Requirement
Go through the data below and copy it exactly, skipping every picture.
------
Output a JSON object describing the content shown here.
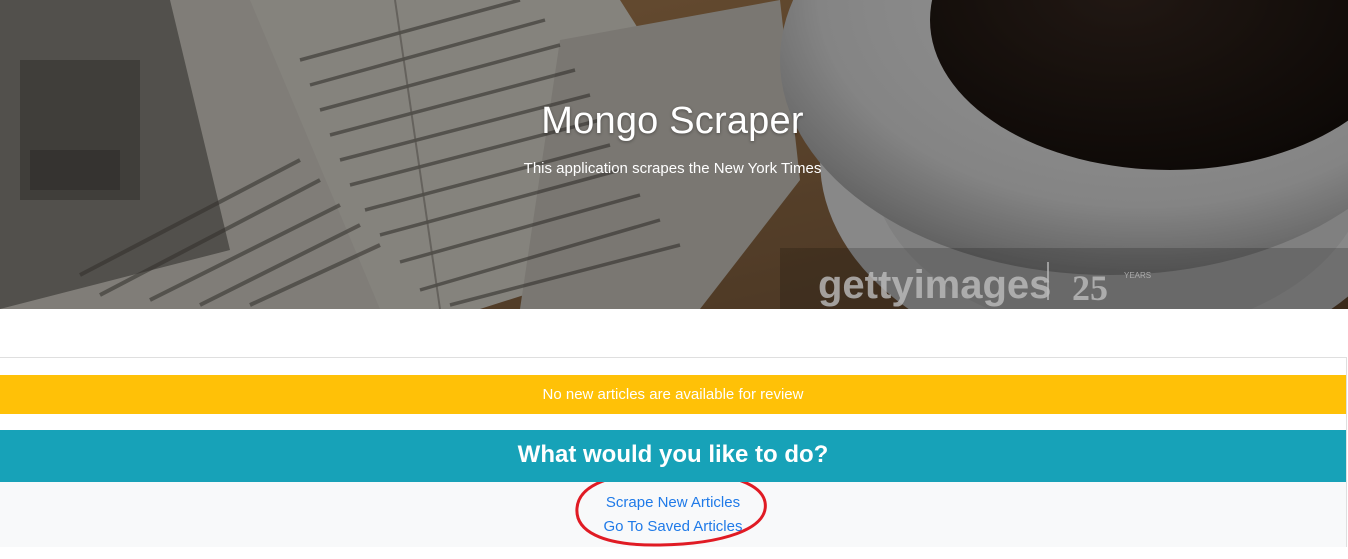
{
  "hero": {
    "title": "Mongo Scraper",
    "subtitle": "This application scrapes the New York Times",
    "watermark": "gettyimages",
    "watermark_years": "25",
    "watermark_years_label": "YEARS"
  },
  "alert": {
    "message": "No new articles are available for review",
    "color": "#ffc107"
  },
  "card": {
    "header": "What would you like to do?",
    "header_color": "#17a2b8",
    "actions": [
      {
        "label": "Scrape New Articles"
      },
      {
        "label": "Go To Saved Articles"
      }
    ]
  },
  "annotation": {
    "color": "#e01b24"
  }
}
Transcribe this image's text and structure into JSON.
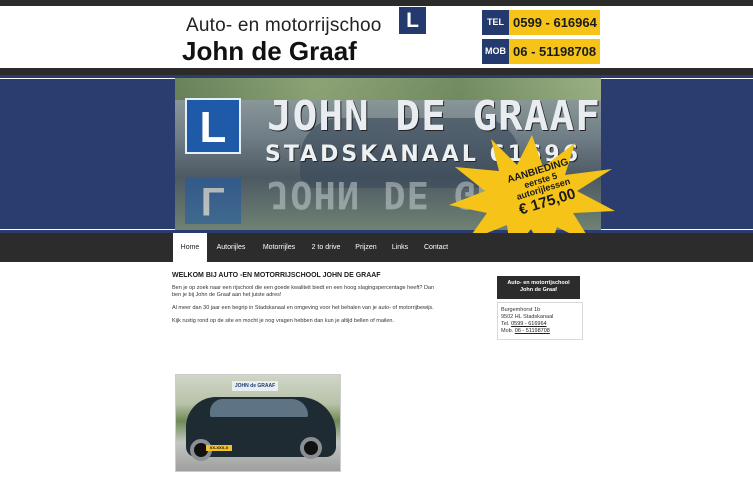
{
  "header": {
    "logo_line1": "Auto- en motorrijschoo",
    "logo_L": "L",
    "logo_line2": "John de Graaf",
    "tel_tag": "TEL",
    "tel_number": "0599 - 616964",
    "mob_tag": "MOB",
    "mob_number": "06 - 51198708"
  },
  "banner": {
    "sign_L": "L",
    "sign_text": "JOHN DE GRAAF",
    "sign_sub": "STADSKANAAL  61696",
    "offer_line1": "AANBIEDING",
    "offer_line2": "eerste 5",
    "offer_line3": "autorijlessen",
    "offer_price": "€ 175,00"
  },
  "nav": {
    "items": [
      {
        "label": "Home",
        "active": true
      },
      {
        "label": "Autorijles"
      },
      {
        "label": "Motorrijles"
      },
      {
        "label": "2 to drive"
      },
      {
        "label": "Prijzen"
      },
      {
        "label": "Links"
      },
      {
        "label": "Contact"
      }
    ]
  },
  "main": {
    "welcome": "WELKOM BIJ AUTO -EN MOTORRIJSCHOOL JOHN DE GRAAF",
    "p1": "Ben je op zoek naar een rijschool die een goede kwaliteit biedt en een hoog slagingspercentage heeft? Dan ben je bij John de Graaf aan het juiste adres!",
    "p2": "Al meer dan 30 jaar een begrip in Stadskanaal en omgeving voor het behalen van je auto- of motorrijbewijs.",
    "p3": "Kijk rustig rond op de site en mocht je nog vragen hebben dan kun je altijd bellen of mailen.",
    "photo_sign": "JOHN de GRAAF",
    "photo_plate": "XX-XXX-X"
  },
  "sidebar": {
    "title_line1": "Auto- en motorrijschool",
    "title_line2": "John de Graaf",
    "address": "Burgemhorst 1b",
    "city": "9502 HL Stadskanaal",
    "tel_label": "Tel.",
    "tel": "0599 - 616964",
    "mob_label": "Mob.",
    "mob": "06 - 51198708"
  },
  "colors": {
    "navy": "#243a6e",
    "accent_yellow": "#f6c418",
    "dark_bar": "#2c2c2c",
    "banner_blue": "#2a3d6e"
  }
}
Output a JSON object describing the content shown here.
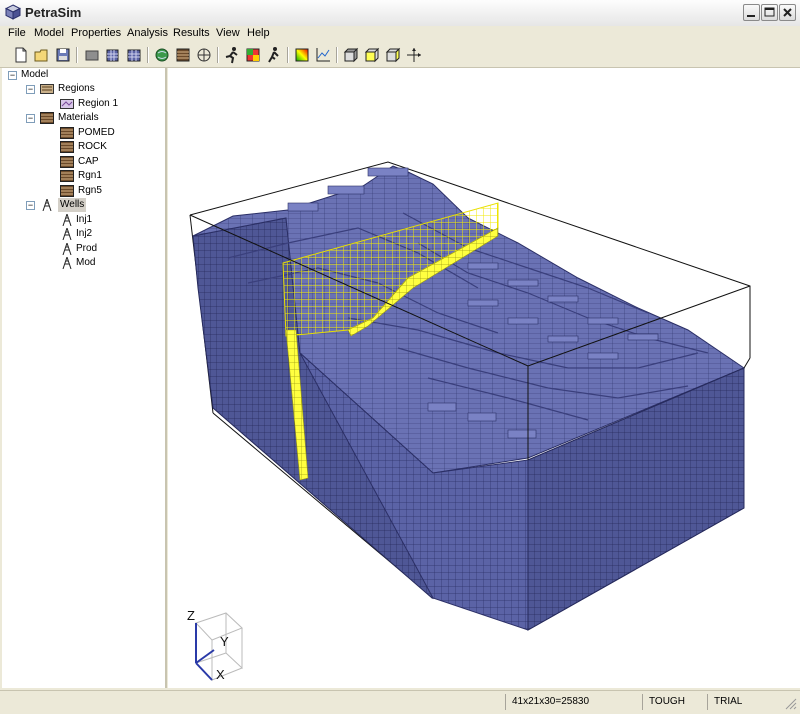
{
  "app": {
    "title": "PetraSim"
  },
  "menu": [
    "File",
    "Model",
    "Properties",
    "Analysis",
    "Results",
    "View",
    "Help"
  ],
  "toolbar": {
    "buttons": [
      "new-icon",
      "open-icon",
      "save-icon",
      "cell-icon",
      "grid-refine-icon",
      "grid-icon",
      "globe-icon",
      "material-icon",
      "rotate-icon",
      "run-icon",
      "pen-icon",
      "walk-icon",
      "color-scale-icon",
      "plot-icon",
      "view-top-icon",
      "view-front-icon",
      "view-side-icon",
      "axes-icon"
    ]
  },
  "tree": {
    "root": "Model",
    "regions": {
      "label": "Regions",
      "items": [
        "Region 1"
      ]
    },
    "materials": {
      "label": "Materials",
      "items": [
        "POMED",
        "ROCK",
        "CAP",
        "Rgn1",
        "Rgn5"
      ]
    },
    "wells": {
      "label": "Wells",
      "items": [
        "Inj1",
        "Inj2",
        "Prod",
        "Mod"
      ]
    }
  },
  "axes": {
    "z": "Z",
    "y": "Y",
    "x": "X"
  },
  "status": {
    "grid": "41x21x30=25830",
    "simulator": "TOUGH",
    "license": "TRIAL"
  },
  "colors": {
    "mesh": "#5b63a6",
    "mesh_edge": "#2b2f66",
    "well_highlight": "#ffff40"
  }
}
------
Your response
Output a JSON object describing the content shown here.
{
  "hero": {
    "title": "Mongo Scraper",
    "subtitle": "This application scrapes the New York Times",
    "watermark": "gettyimages",
    "watermark_years": "25",
    "watermark_years_label": "YEARS"
  },
  "alert": {
    "message": "No new articles are available for review",
    "color": "#ffc107"
  },
  "card": {
    "header": "What would you like to do?",
    "header_color": "#17a2b8",
    "actions": [
      {
        "label": "Scrape New Articles"
      },
      {
        "label": "Go To Saved Articles"
      }
    ]
  },
  "annotation": {
    "color": "#e01b24"
  }
}
Transcribe this image's text and structure into JSON.
{
  "header": {
    "logo_line1": "Auto- en motorrijschoo",
    "logo_L": "L",
    "logo_line2": "John de Graaf",
    "tel_tag": "TEL",
    "tel_number": "0599 - 616964",
    "mob_tag": "MOB",
    "mob_number": "06 - 51198708"
  },
  "banner": {
    "sign_L": "L",
    "sign_text": "JOHN DE GRAAF",
    "sign_sub": "STADSKANAAL  61696",
    "offer_line1": "AANBIEDING",
    "offer_line2": "eerste 5",
    "offer_line3": "autorijlessen",
    "offer_price": "€ 175,00"
  },
  "nav": {
    "items": [
      {
        "label": "Home",
        "active": true
      },
      {
        "label": "Autorijles"
      },
      {
        "label": "Motorrijles"
      },
      {
        "label": "2 to drive"
      },
      {
        "label": "Prijzen"
      },
      {
        "label": "Links"
      },
      {
        "label": "Contact"
      }
    ]
  },
  "main": {
    "welcome": "WELKOM BIJ AUTO -EN MOTORRIJSCHOOL JOHN DE GRAAF",
    "p1": "Ben je op zoek naar een rijschool die een goede kwaliteit biedt en een hoog slagingspercentage heeft? Dan ben je bij John de Graaf aan het juiste adres!",
    "p2": "Al meer dan 30 jaar een begrip in Stadskanaal en omgeving voor het behalen van je auto- of motorrijbewijs.",
    "p3": "Kijk rustig rond op de site en mocht je nog vragen hebben dan kun je altijd bellen of mailen.",
    "photo_sign": "JOHN de GRAAF",
    "photo_plate": "XX-XXX-X"
  },
  "sidebar": {
    "title_line1": "Auto- en motorrijschool",
    "title_line2": "John de Graaf",
    "address": "Burgemhorst 1b",
    "city": "9502 HL Stadskanaal",
    "tel_label": "Tel.",
    "tel": "0599 - 616964",
    "mob_label": "Mob.",
    "mob": "06 - 51198708"
  },
  "colors": {
    "navy": "#243a6e",
    "accent_yellow": "#f6c418",
    "dark_bar": "#2c2c2c",
    "banner_blue": "#2a3d6e"
  }
}
Output a JSON object describing the content shown here.
{
  "app": {
    "title": "PetraSim"
  },
  "menu": [
    "File",
    "Model",
    "Properties",
    "Analysis",
    "Results",
    "View",
    "Help"
  ],
  "toolbar": {
    "buttons": [
      "new-icon",
      "open-icon",
      "save-icon",
      "cell-icon",
      "grid-refine-icon",
      "grid-icon",
      "globe-icon",
      "material-icon",
      "rotate-icon",
      "run-icon",
      "pen-icon",
      "walk-icon",
      "color-scale-icon",
      "plot-icon",
      "view-top-icon",
      "view-front-icon",
      "view-side-icon",
      "axes-icon"
    ]
  },
  "tree": {
    "root": "Model",
    "regions": {
      "label": "Regions",
      "items": [
        "Region 1"
      ]
    },
    "materials": {
      "label": "Materials",
      "items": [
        "POMED",
        "ROCK",
        "CAP",
        "Rgn1",
        "Rgn5"
      ]
    },
    "wells": {
      "label": "Wells",
      "items": [
        "Inj1",
        "Inj2",
        "Prod",
        "Mod"
      ]
    }
  },
  "axes": {
    "z": "Z",
    "y": "Y",
    "x": "X"
  },
  "status": {
    "grid": "41x21x30=25830",
    "simulator": "TOUGH",
    "license": "TRIAL"
  },
  "colors": {
    "mesh": "#5b63a6",
    "mesh_edge": "#2b2f66",
    "well_highlight": "#ffff40"
  }
}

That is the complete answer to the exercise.